When Arrow sticks to straightforward comic book hero convention, it still tends to be warmed-over Dark Knight, although less somber and turgid than its pilot had suggested.  Storylines involving Laurel pluckily solving crimes herself have thankfully mostly vanished, and Laurel’s cop father Quentin Lance (Paul Blackthorne) has become more or less the Arrow’s reluctant Commissioner Gordon.  There are fewer training montages that exist to show off Amell’s bare chest, and the mythology-establishing flashbacks to Oliver’s 5 years on the not-quite-deserted island where he learned the superhero trade are briefer.  Also, the series can’t have too much Diggle (David Ramsey), Oliver’s former bodyguard and now acerbic sidekick. Even though the head baddie, Tommy’s dad Malcolm Merlyn, is a fairly tiresome stock powerhungry tycoon type, Arrow was smart enough to cast John Barrowman in the role, and Barrowman (best known as the ambiguous hero Captain Jack Harkness on Torchwood) brings an edge to the cliches.

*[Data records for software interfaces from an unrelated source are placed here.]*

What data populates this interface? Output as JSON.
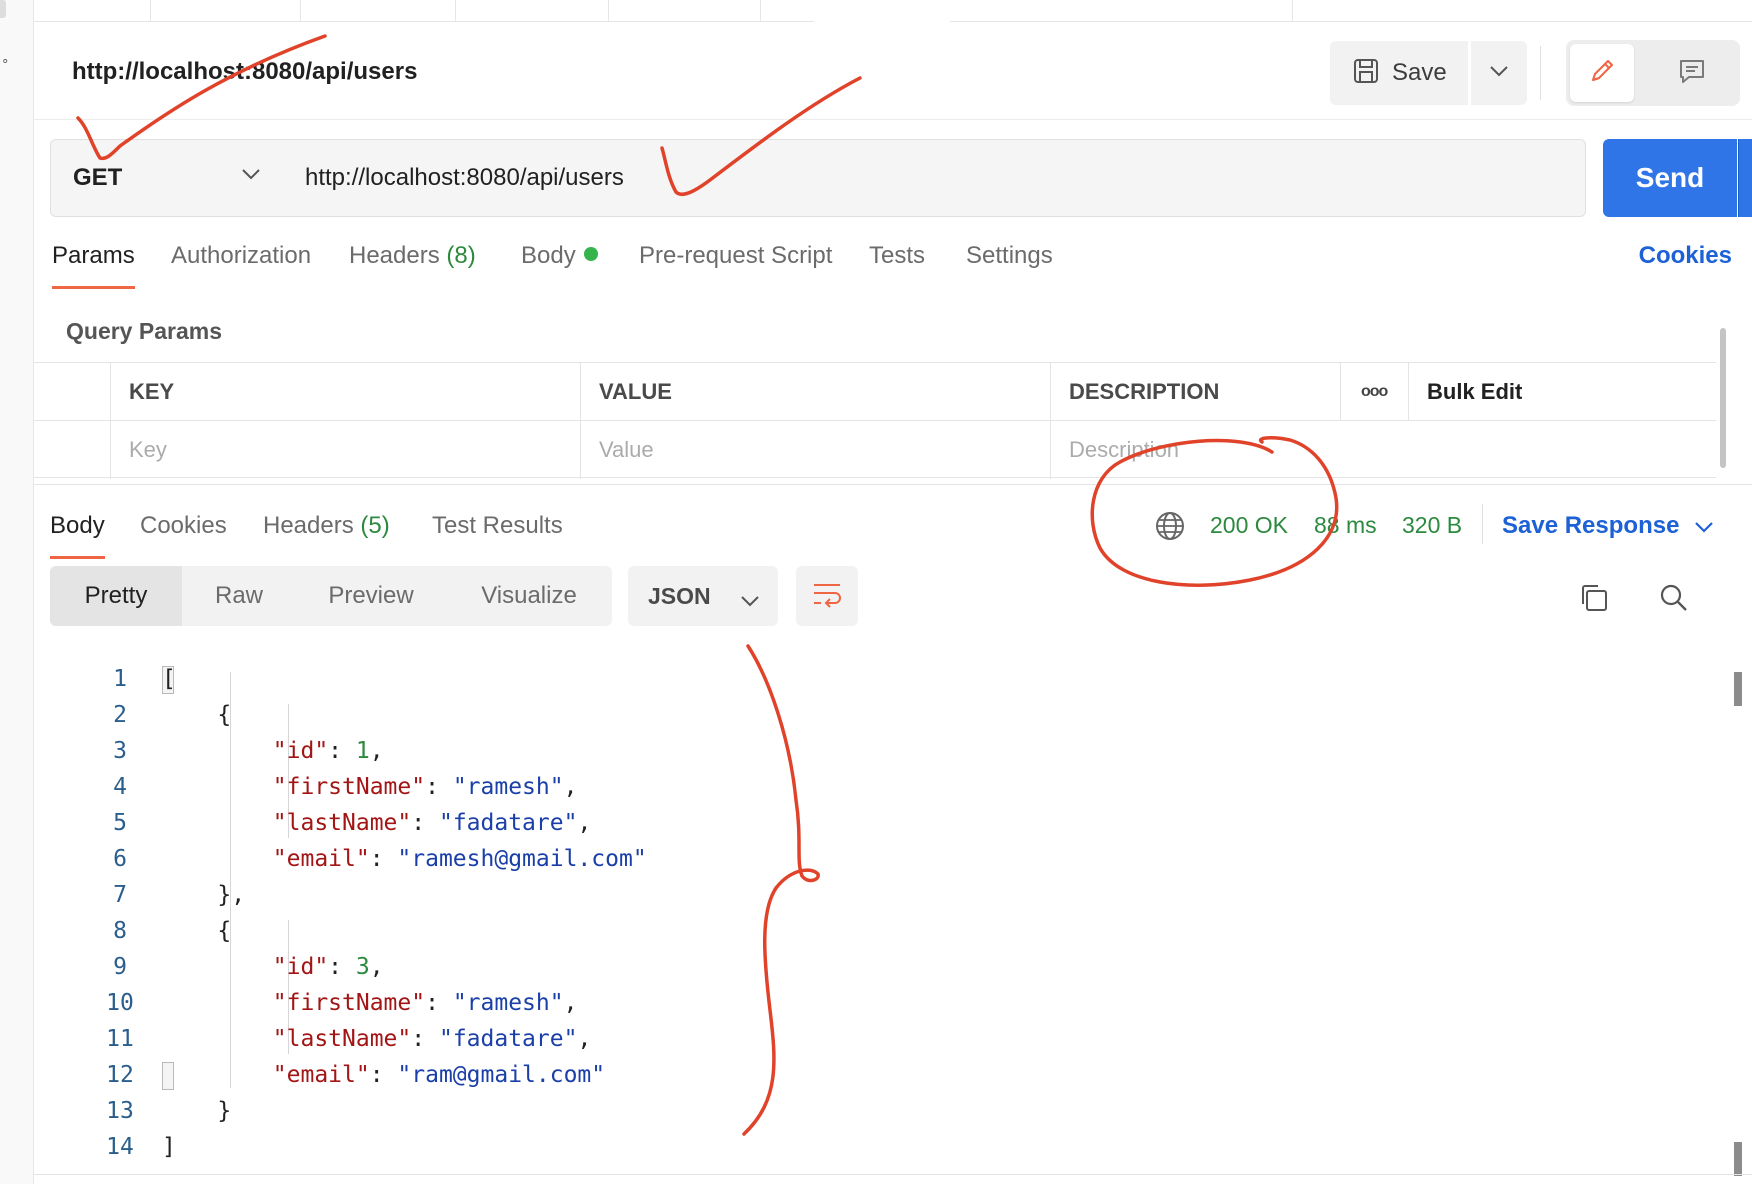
{
  "request": {
    "title": "http://localhost:8080/api/users",
    "save_label": "Save",
    "method": "GET",
    "url": "http://localhost:8080/api/users",
    "send_label": "Send"
  },
  "request_tabs": [
    {
      "label": "Params"
    },
    {
      "label": "Authorization"
    },
    {
      "label": "Headers",
      "count": "(8)"
    },
    {
      "label": "Body"
    },
    {
      "label": "Pre-request Script"
    },
    {
      "label": "Tests"
    },
    {
      "label": "Settings"
    }
  ],
  "cookies_link": "Cookies",
  "query_params": {
    "title": "Query Params",
    "headers": {
      "key": "KEY",
      "value": "VALUE",
      "description": "DESCRIPTION",
      "more": "ooo",
      "bulk_edit": "Bulk Edit"
    },
    "placeholders": {
      "key": "Key",
      "value": "Value",
      "description": "Description"
    }
  },
  "response": {
    "tabs": [
      {
        "label": "Body"
      },
      {
        "label": "Cookies"
      },
      {
        "label": "Headers",
        "count": "(5)"
      },
      {
        "label": "Test Results"
      }
    ],
    "status": "200 OK",
    "time": "88 ms",
    "size": "320 B",
    "save_response": "Save Response",
    "views": [
      "Pretty",
      "Raw",
      "Preview",
      "Visualize"
    ],
    "format": "JSON"
  },
  "code": {
    "line_numbers": [
      "1",
      "2",
      "3",
      "4",
      "5",
      "6",
      "7",
      "8",
      "9",
      "10",
      "11",
      "12",
      "13",
      "14"
    ],
    "lines": [
      {
        "open": "["
      },
      {
        "brace": "{"
      },
      {
        "key": "\"id\"",
        "num": "1",
        "end": ","
      },
      {
        "key": "\"firstName\"",
        "str": "\"ramesh\"",
        "end": ","
      },
      {
        "key": "\"lastName\"",
        "str": "\"fadatare\"",
        "end": ","
      },
      {
        "key": "\"email\"",
        "str": "\"ramesh@gmail.com\"",
        "end": ""
      },
      {
        "brace": "},"
      },
      {
        "brace": "{"
      },
      {
        "key": "\"id\"",
        "num": "3",
        "end": ","
      },
      {
        "key": "\"firstName\"",
        "str": "\"ramesh\"",
        "end": ","
      },
      {
        "key": "\"lastName\"",
        "str": "\"fadatare\"",
        "end": ","
      },
      {
        "key": "\"email\"",
        "str": "\"ram@gmail.com\"",
        "end": ""
      },
      {
        "brace": "}"
      },
      {
        "open": "]"
      }
    ]
  },
  "colors": {
    "accent_blue": "#2f75e8",
    "link_blue": "#1d61d6",
    "status_green": "#2b8a3e",
    "tab_underline": "#f06543",
    "annotation_red": "#e0432a"
  }
}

Tonight’s episode, written by series co-creators Marc Guggenheim and Andrew Kreisberg (from a story by Guggenheim and fellow co-creator Greg Berlanti), and directed by John Dahl (a house director on Dexter during its season) was one of the less compelling recent hours, as a copycat Arrow who turned out to be Malcolm Merlyn in disguise was killing people on Oliver’s list of villains (provided by his dead father) to discredit the Arrow and draw him out.  Although Arrow has learned to keep its action sequences small in scale, rather than attempt scenes it doesn’t have the budget to pull off convincingly, the fake Arrow vs. real Arrow fights tonight were only moderately thrilling.

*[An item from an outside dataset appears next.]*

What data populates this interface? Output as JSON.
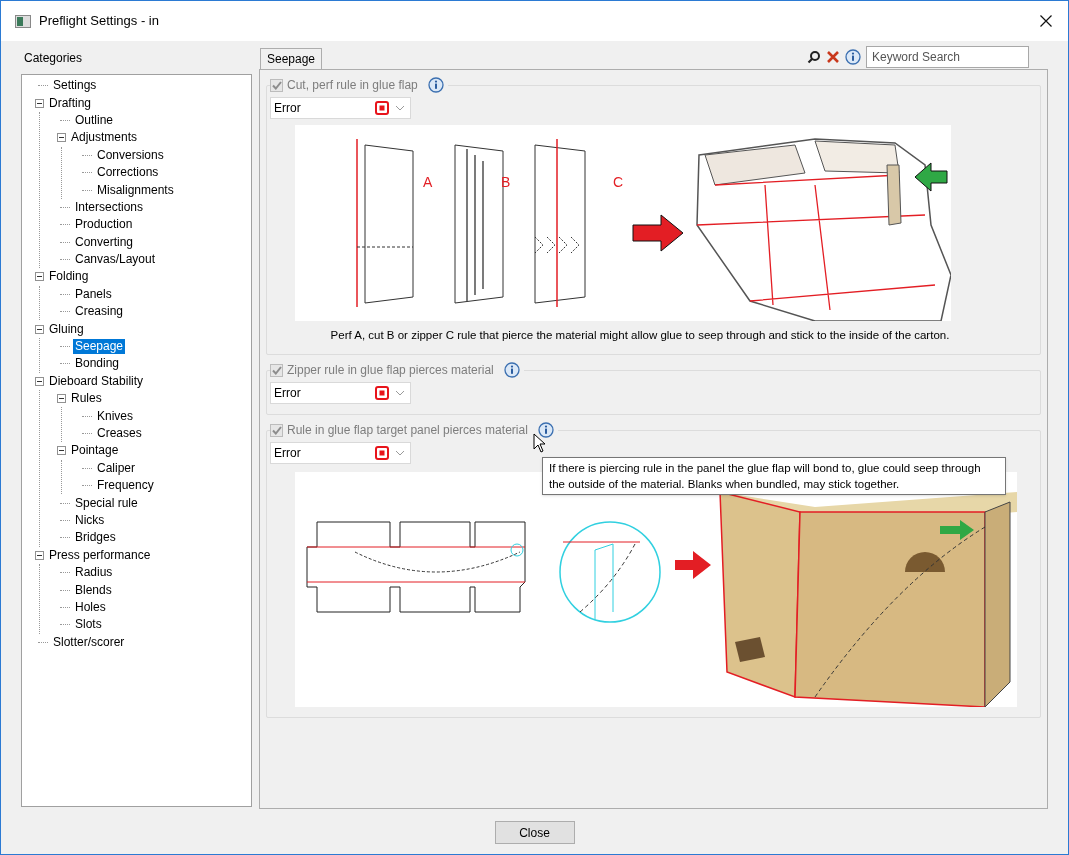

The show can’t seem to come to terms with just how much of an antagonist it wants Oliver’s mother Moira (Susanna Thompson) to be–she’s part of Malcolm’s cabal, but she feels really bad about it–and despite Barrowman’s efforts, Malcolm appears, in the end, all too easy to crush.  The personal part of the story mostly concerned Oliver’s continuing attempts, through hosting a family Christmas party, to build back his relationship with semi-bad girl sister Thea (Willa Holland), who needs an alter ego of her own if she’s to be interesting. There wasn’t very much of Laurel, which is too bad, because although she’s a fairly cardboard character, Cassidy is better with the show’s stylized dialogue than most of the cast.  Also, even though Oliver’s stepdad Walter Steel (Colin Salmon) was abducted out of the storyline at the end of the episode, one hopes we haven’t seen the last of infinitely gifted IT worker Felicity Smoak (Emily Bett Rickards), who has the ability to geekily solve any problem brought to her.

With the best ratings on its network behind only The Vampire Diaries, Arrow will undoubtedly be a long-term player for CW, so it’s gratifying to see that the show has started to improve in its first half-season.  It still needs to capitalize on its super-strengths and work on some of its super-weaknesses, but the outlines of a show worthy of its mighty (well, CW-mighty) ratings has started to emerge.

About the Author

Mitch Salem
MITCH SALEM has worked on the business side of the entertainment industry for 20 years, as a senior business affairs executive and attorney for such companies as NBC, ABC, USA, Syfy, Bravo, and BermanBraun Productions, and before that, at the NY law firm of Weil, Gotshal & Manges. During all that, he has more or less constantly been going to the movies and watching TV, and writing about both since the 1980s. His film reviews also currently appear on and In addition, he is co-writer of an episode of the television series "Felicity."